Moon Johnson named director of Multicultural Student Center
Joshua Moon Johnson, director of LGBT Services and the Non-Traditional Resource Center at the University of California, Santa Barbara has been named assistant dean of students and director of the University of Wisconsin–Madison’s Multicultural Student Center (MSC).
Joshua Moon Johnson
“I am excited about Joshua’s energy, passion and ability,” says Lori Berquam, vice provost and dean of students. “Joshua brings an incredible array of professional experiences and national networks that will enrich the MSC’s support of students of color and focus on helping all students claim their place in creating a more socially just world.”
Moon Johnson will begin his new role on August 4. He succeeds Donte Hilliard, and will build upon the social justice mission that Hilliard implemented.
“Every conversation I had with the dean of students, the student life leadership team, and the staff at the Multicultural Student Center made me excited to be a part of a team that truly works to make higher education an opportunity for all people,” says Moon Johnson. “I am encouraged to see the great collaborations already existing between the center and many other university organizations.”
Moon Johnson holds a doctorate in education as well as an LGBT Studies Certificate from Northern Illinois University. In addition, he holds two master’s degrees: one in student affairs and diversity from Binghamton University, and one in marketing analysis from the University of Alabama.
During the past spring, he served as the resident director for diversity and intercultural competence for the Semester at Sea program, where he was a faculty member in intercultural communications. His student services experience also includes several years in residential life leadership at both NIU and Binghamton.
“Student affairs departments were the first organizations I found that challenged me to examine my identity and understand what social justice meant.”
Joshua Moon Johnson
Moon Johnson grew up in Mississippi, rarely seeing people who shared his multiracial (Korean-American and European-American) identity. He cites this and other struggles as catalysts for his work in both student affairs and social justice education.
“As a student leader, I found community through being involved on campus; I also saw the transformation that occurred within me and other student leaders,” he says. “Student affairs departments were the first organizations I found that challenged me to examine my identity and understand what social justice meant. Every day, I feel honored to have some small part in fostering the development of future leaders.”
At UW–Madison, the MSC continues to make efforts to engage more broadly with students, staff and faculty as well as determining how its newly renovated space in the Red Gym can serve as an important hub for campus. Moon Johnson hopes the transformed space will draw in many others who have typically not utilized the center for celebrating, congregating or more casual interaction.
A first-generation student, he hopes to address many aspects of the college experience to make higher education a more welcoming home for all students. He looks forward to deepening and developing collaborations with academic departments, admissions, religious and spiritual life, and community agencies.
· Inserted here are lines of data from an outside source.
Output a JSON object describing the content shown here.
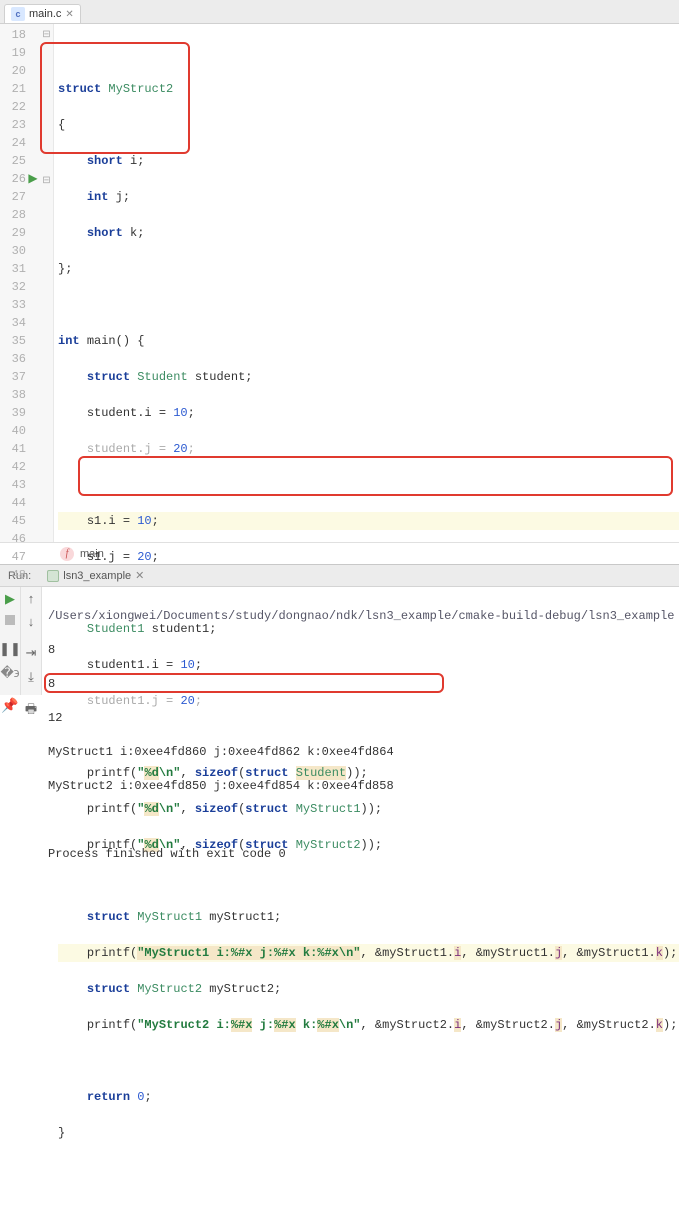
{
  "tabs": {
    "file": "main.c"
  },
  "gutter": {
    "start": 18,
    "lines": [
      "18",
      "19",
      "20",
      "21",
      "22",
      "23",
      "24",
      "25",
      "26",
      "27",
      "28",
      "29",
      "30",
      "31",
      "32",
      "33",
      "34",
      "35",
      "36",
      "37",
      "38",
      "39",
      "40",
      "41",
      "42",
      "43",
      "44",
      "45",
      "46",
      "47",
      "48"
    ]
  },
  "folds": {
    "26": "⊟",
    "18_indicator": "⊟"
  },
  "run_marker_line": "26",
  "code": {
    "l19_kw": "struct",
    "l19_type": "MyStruct2",
    "l20_brace": "{",
    "l21_kw": "short",
    "l21_id": "i;",
    "l22_kw": "int",
    "l22_id": "j;",
    "l23_kw": "short",
    "l23_id": "k;",
    "l24_close": "};",
    "l26_kw1": "int",
    "l26_fn": "main() {",
    "l27_kw": "struct",
    "l27_type": "Student",
    "l27_rest": " student;",
    "l28_txt": "student.i = ",
    "l28_num": "10",
    "l28_end": ";",
    "l29_txt": "student.j = ",
    "l29_num": "20",
    "l29_end": ";",
    "l31_txt": "s1.i = ",
    "l31_num": "10",
    "l31_end": ";",
    "l32_txt": "s1.j = ",
    "l32_num": "20",
    "l32_end": ";",
    "l34_type": "Student1",
    "l34_rest": " student1;",
    "l35_txt": "student1.i = ",
    "l35_num": "10",
    "l35_end": ";",
    "l36_txt": "student1.j = ",
    "l36_num": "20",
    "l36_end": ";",
    "l38_fn": "printf(",
    "l38_str1": "\"",
    "l38_fmt": "%d",
    "l38_str2": "\\n\"",
    "l38_mid": ", ",
    "l38_kw": "sizeof",
    "l38_p1": "(",
    "l38_skw": "struct",
    "l38_type": "Student",
    "l38_p2": "));",
    "l39_type": "MyStruct1",
    "l40_type": "MyStruct2",
    "l42_kw": "struct",
    "l42_type": "MyStruct1",
    "l42_rest": " myStruct1;",
    "l43_fn": "printf(",
    "l43_str": "\"MyStruct1 i:%#x j:%#x k:%#x\\n\"",
    "l43_mid": ", &myStruct1.",
    "l43_i": "i",
    "l43_mid2": ", &myStruct1.",
    "l43_j": "j",
    "l43_mid3": ", &myStruct1.",
    "l43_k": "k",
    "l43_end": ");",
    "l44_kw": "struct",
    "l44_type": "MyStruct2",
    "l44_rest": " myStruct2;",
    "l45_fn": "printf(",
    "l45_str": "\"MyStruct2 i:",
    "l45_f1": "%#x",
    "l45_s2": " j:",
    "l45_f2": "%#x",
    "l45_s3": " k:",
    "l45_f3": "%#x",
    "l45_s4": "\\n\"",
    "l45_mid": ", &myStruct2.",
    "l45_i": "i",
    "l45_mid2": ", &myStruct2.",
    "l45_j": "j",
    "l45_mid3": ", &myStruct2.",
    "l45_k": "k",
    "l45_end": ");",
    "l47_kw": "return",
    "l47_num": "0",
    "l47_end": ";",
    "l48_close": "}"
  },
  "breadcrumb": {
    "fn": "main"
  },
  "run": {
    "label": "Run:",
    "tab": "lsn3_example",
    "path": "/Users/xiongwei/Documents/study/dongnao/ndk/lsn3_example/cmake-build-debug/lsn3_example",
    "out1": "8",
    "out2": "8",
    "out3": "12",
    "out4": "MyStruct1 i:0xee4fd860 j:0xee4fd862 k:0xee4fd864",
    "out5": "MyStruct2 i:0xee4fd850 j:0xee4fd854 k:0xee4fd858",
    "exit": "Process finished with exit code 0"
  }
}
“I aim to bring a greater focus on the mental health and wellness of our marginalized students,” says Moon Johnson. “Mental health issues are drastically affecting the lives of college students, specifically students of color, and I hope we can work in partnership to ensure our students are being supported holistically.”
The Multicultural Student Center, one of eight departments in the Division of Student Life, leads many key identity-based initiatives and efforts for the campus. The primary mission of the MSC is to collaboratively strengthen and sustain an inclusive campus where all students, particularly students of color and other historically underserved students, are engaged and can realize an authentic Wisconsin Experience.